  • Branding 2.0 that is focused on a new breed of values-based consumers
  • Leveraging technology to locate your target market
  • Finding ways to reach consumers without screaming the sustainability agenda
  • Localism is not just about the product — it’s about an experience, creating community through consumerism. Incorporating experience-based consumerism into marketing is a new trend.
  • Targeting consumers who aren’t simply “local-holics” but those who would shop at Whole Foods *and* Wal-Mart. These are the “swing voters” of the local food movement, and he suggested new ways of creating customer loyalty. This concept had the Fertile Grounds crew all a-flutter with ideas… to be continued.

Chris said, “This session helped me to re-think our communication strategy for Fertile Grounds. I realize we want to paint a broader picture of how Fertile Grounds is engaged in the overall Sustainability and Localism Movement.”

Stephen Antupit attended the conference on Friday and was most excited about the opportunity to connect with peers and exchange ideas. Getting a sense of all of the other players in the Local Food Movement helped him to get out of the day-to-day planning of the project and think on a larger scale.

He attended a session titled, “Community Innovators: 11 Networks of Local Entrepreneurs that have Transformed Their Communities,” and said that this session reminded him of the ITP Convening, as well.

“When a group of people who have previously been working independently come together and realize that we all have something in common, you can’t explain how it changes the work. This conference in some ways is supporting people in a different, yet similar way that Maggie has done with the Invoking the Pause Convening program. That was a lesson in synchronicity for me.”

In the sessions he attended on Local Investing, he shared that “crowd-funding” has become an exciting new phenomenon in technology connects individual donors to projects seeking funding in their own community. He referenced Amy Cortese and her book titled, Locavesting. She documents a new way of making money by investing in this new trend of Localism.

Finally, Stephen cited a key takeaway from the Capital Raising Session he attended was to recalibrate his approach to fundraising: focusing on partnerships first, seeking investors second. Joel Solomon of RSF Social Finance and Renewal Partners of Vancouver, BC, suggested that seeing investors as key sources of strategy will help move your project forward.

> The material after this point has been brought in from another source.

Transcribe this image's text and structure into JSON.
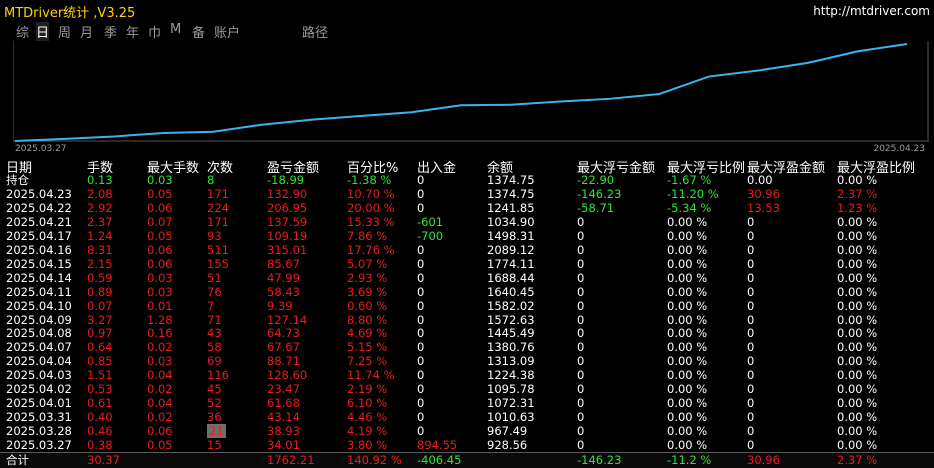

Rather than reinventing the wheel, Joel encouraged seeking partnerships for more than monetary resources, and instead leveraging a partner’s time and industry wisdom. Relationships with strategic partners can benefit a project beyond a fundraising cycle and help to keep a project from being bogged down in minutia and short-sightedness.

“Ultimately, my sense from this conference overall is that it really was about the Return on Relationships. The people who are part of this movement understand this fully. It is relationships that ultimately offer the shift towards positive change,” Stephen said.